> What the exercise asks
Where the lines below hold images, skip those and copy every word exactly.

[Interface dataset entries]
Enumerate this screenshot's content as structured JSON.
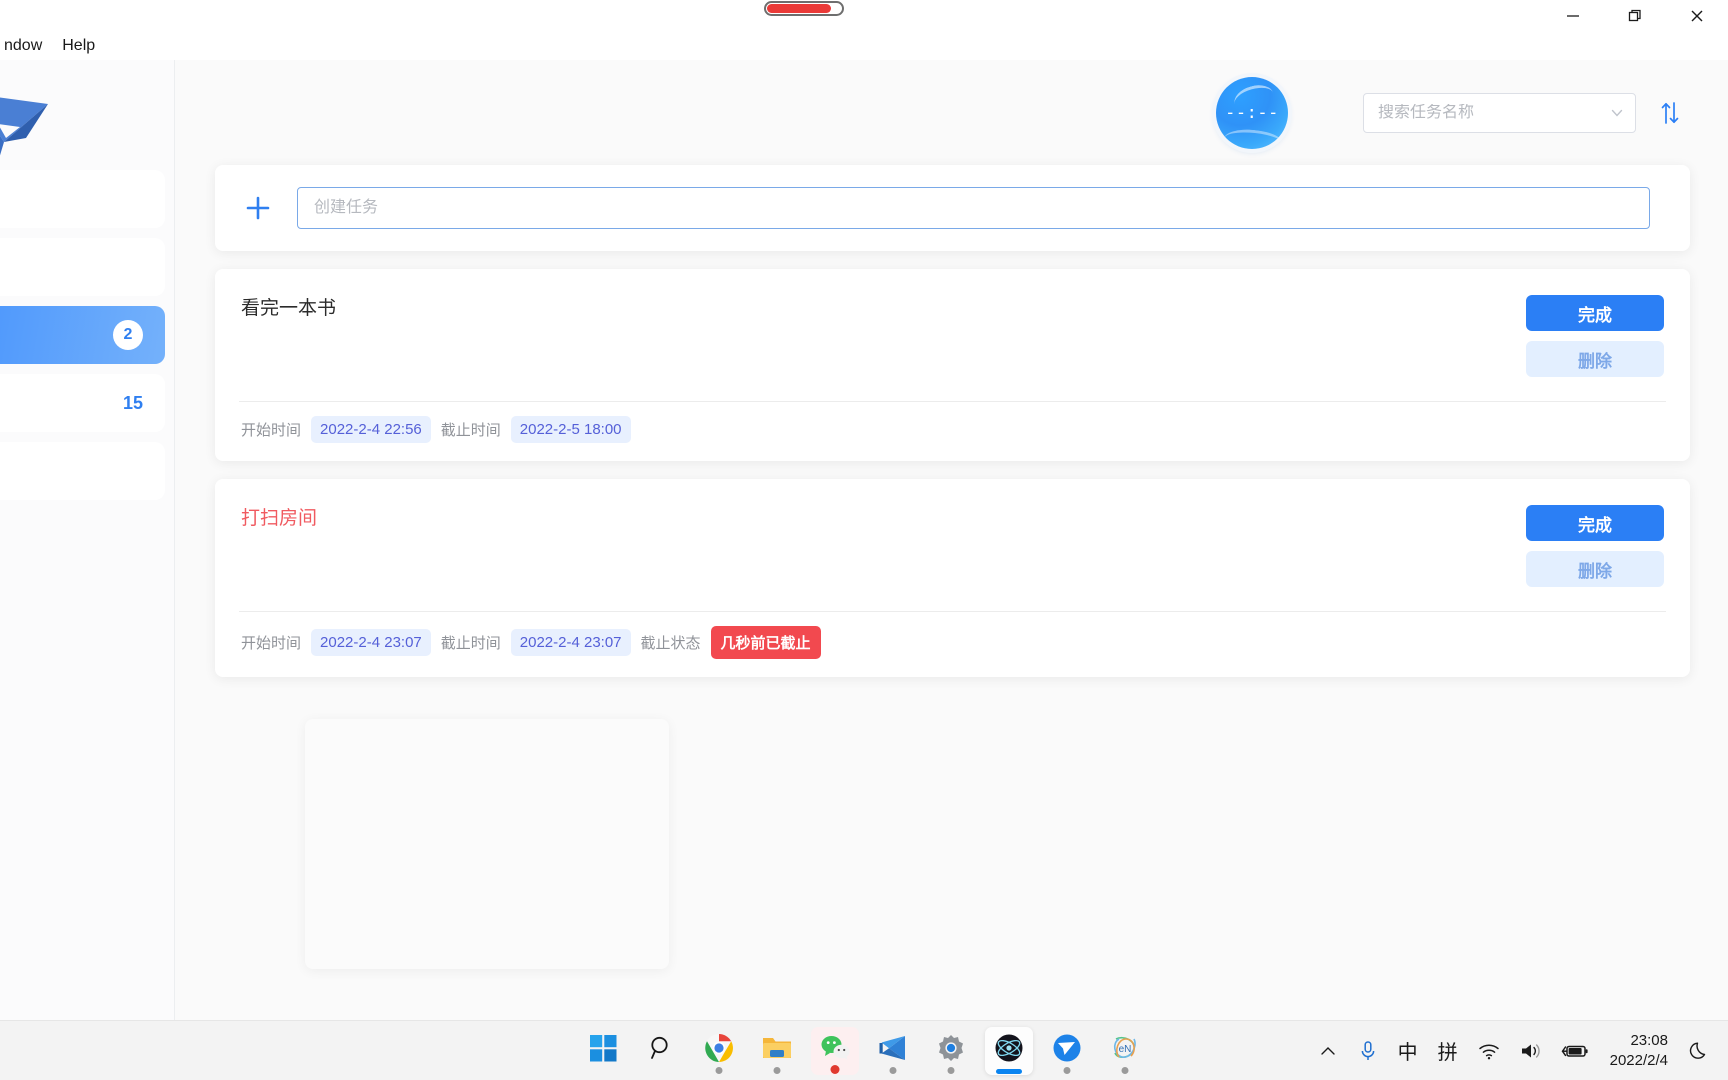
{
  "window": {
    "progress_pill_percent": 80,
    "controls": {
      "minimize": "minimize-icon",
      "restore": "restore-icon",
      "close": "close-icon"
    }
  },
  "menubar": {
    "items": [
      {
        "label": "ndow"
      },
      {
        "label": "Help"
      }
    ]
  },
  "sidebar": {
    "logo": "app-logo",
    "items": [
      {
        "label": "",
        "count": ""
      },
      {
        "label": "",
        "count": ""
      },
      {
        "label": "",
        "count": "2",
        "active": true
      },
      {
        "label": "",
        "count": "15"
      },
      {
        "label": "",
        "count": ""
      }
    ]
  },
  "topbar": {
    "clock_time": "--:--",
    "search": {
      "value": "",
      "placeholder": "搜索任务名称"
    },
    "sort_icon": "sort-arrows-icon",
    "chevron_icon": "chevron-down-icon"
  },
  "create": {
    "plus_icon": "plus-icon",
    "input_value": "",
    "input_placeholder": "创建任务"
  },
  "tasks": [
    {
      "title": "看完一本书",
      "overdue": false,
      "complete_label": "完成",
      "delete_label": "删除",
      "start_label": "开始时间",
      "start_value": "2022-2-4 22:56",
      "due_label": "截止时间",
      "due_value": "2022-2-5 18:00",
      "status_label": "",
      "status_value": ""
    },
    {
      "title": "打扫房间",
      "overdue": true,
      "complete_label": "完成",
      "delete_label": "删除",
      "start_label": "开始时间",
      "start_value": "2022-2-4 23:07",
      "due_label": "截止时间",
      "due_value": "2022-2-4 23:07",
      "status_label": "截止状态",
      "status_value": "几秒前已截止"
    }
  ],
  "taskbar": {
    "items": [
      {
        "name": "start-button",
        "icon": "windows-logo-icon",
        "indicator": "none"
      },
      {
        "name": "search-taskbar-button",
        "icon": "search-icon",
        "indicator": "none"
      },
      {
        "name": "chrome-button",
        "icon": "chrome-icon",
        "indicator": "dot"
      },
      {
        "name": "file-explorer-button",
        "icon": "folder-icon",
        "indicator": "dot"
      },
      {
        "name": "wechat-button",
        "icon": "wechat-icon",
        "indicator": "red-dot"
      },
      {
        "name": "vscode-button",
        "icon": "vscode-icon",
        "indicator": "dot"
      },
      {
        "name": "settings-button",
        "icon": "gear-icon",
        "indicator": "dot"
      },
      {
        "name": "electron-app-button",
        "icon": "electron-icon",
        "indicator": "active-bar"
      },
      {
        "name": "bird-app-button",
        "icon": "bird-icon",
        "indicator": "dot"
      },
      {
        "name": "net-app-button",
        "icon": "knot-icon",
        "indicator": "dot"
      }
    ],
    "tray": {
      "overflow_icon": "chevron-up-icon",
      "mic_icon": "microphone-icon",
      "ime_mode": "中",
      "ime_pinyin": "拼",
      "wifi_icon": "wifi-icon",
      "volume_icon": "speaker-icon",
      "battery_icon": "battery-charging-icon",
      "time": "23:08",
      "date": "2022/2/4",
      "notification_icon": "moon-icon"
    }
  },
  "colors": {
    "accent": "#2b7ff5",
    "accent_soft": "#e3efff",
    "danger": "#f2494f",
    "overdue_text": "#f05a60",
    "meta_value_text": "#5560d8",
    "meta_value_bg": "#e8f0fe"
  }
}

> Answer box
Enumerate this screenshot's content as structured JSON.
{
  "window": {
    "progress_pill_percent": 80,
    "controls": {
      "minimize": "minimize-icon",
      "restore": "restore-icon",
      "close": "close-icon"
    }
  },
  "menubar": {
    "items": [
      {
        "label": "ndow"
      },
      {
        "label": "Help"
      }
    ]
  },
  "sidebar": {
    "logo": "app-logo",
    "items": [
      {
        "label": "",
        "count": ""
      },
      {
        "label": "",
        "count": ""
      },
      {
        "label": "",
        "count": "2",
        "active": true
      },
      {
        "label": "",
        "count": "15"
      },
      {
        "label": "",
        "count": ""
      }
    ]
  },
  "topbar": {
    "clock_time": "--:--",
    "search": {
      "value": "",
      "placeholder": "搜索任务名称"
    },
    "sort_icon": "sort-arrows-icon",
    "chevron_icon": "chevron-down-icon"
  },
  "create": {
    "plus_icon": "plus-icon",
    "input_value": "",
    "input_placeholder": "创建任务"
  },
  "tasks": [
    {
      "title": "看完一本书",
      "overdue": false,
      "complete_label": "完成",
      "delete_label": "删除",
      "start_label": "开始时间",
      "start_value": "2022-2-4 22:56",
      "due_label": "截止时间",
      "due_value": "2022-2-5 18:00",
      "status_label": "",
      "status_value": ""
    },
    {
      "title": "打扫房间",
      "overdue": true,
      "complete_label": "完成",
      "delete_label": "删除",
      "start_label": "开始时间",
      "start_value": "2022-2-4 23:07",
      "due_label": "截止时间",
      "due_value": "2022-2-4 23:07",
      "status_label": "截止状态",
      "status_value": "几秒前已截止"
    }
  ],
  "taskbar": {
    "items": [
      {
        "name": "start-button",
        "icon": "windows-logo-icon",
        "indicator": "none"
      },
      {
        "name": "search-taskbar-button",
        "icon": "search-icon",
        "indicator": "none"
      },
      {
        "name": "chrome-button",
        "icon": "chrome-icon",
        "indicator": "dot"
      },
      {
        "name": "file-explorer-button",
        "icon": "folder-icon",
        "indicator": "dot"
      },
      {
        "name": "wechat-button",
        "icon": "wechat-icon",
        "indicator": "red-dot"
      },
      {
        "name": "vscode-button",
        "icon": "vscode-icon",
        "indicator": "dot"
      },
      {
        "name": "settings-button",
        "icon": "gear-icon",
        "indicator": "dot"
      },
      {
        "name": "electron-app-button",
        "icon": "electron-icon",
        "indicator": "active-bar"
      },
      {
        "name": "bird-app-button",
        "icon": "bird-icon",
        "indicator": "dot"
      },
      {
        "name": "net-app-button",
        "icon": "knot-icon",
        "indicator": "dot"
      }
    ],
    "tray": {
      "overflow_icon": "chevron-up-icon",
      "mic_icon": "microphone-icon",
      "ime_mode": "中",
      "ime_pinyin": "拼",
      "wifi_icon": "wifi-icon",
      "volume_icon": "speaker-icon",
      "battery_icon": "battery-charging-icon",
      "time": "23:08",
      "date": "2022/2/4",
      "notification_icon": "moon-icon"
    }
  },
  "colors": {
    "accent": "#2b7ff5",
    "accent_soft": "#e3efff",
    "danger": "#f2494f",
    "overdue_text": "#f05a60",
    "meta_value_text": "#5560d8",
    "meta_value_bg": "#e8f0fe"
  }
}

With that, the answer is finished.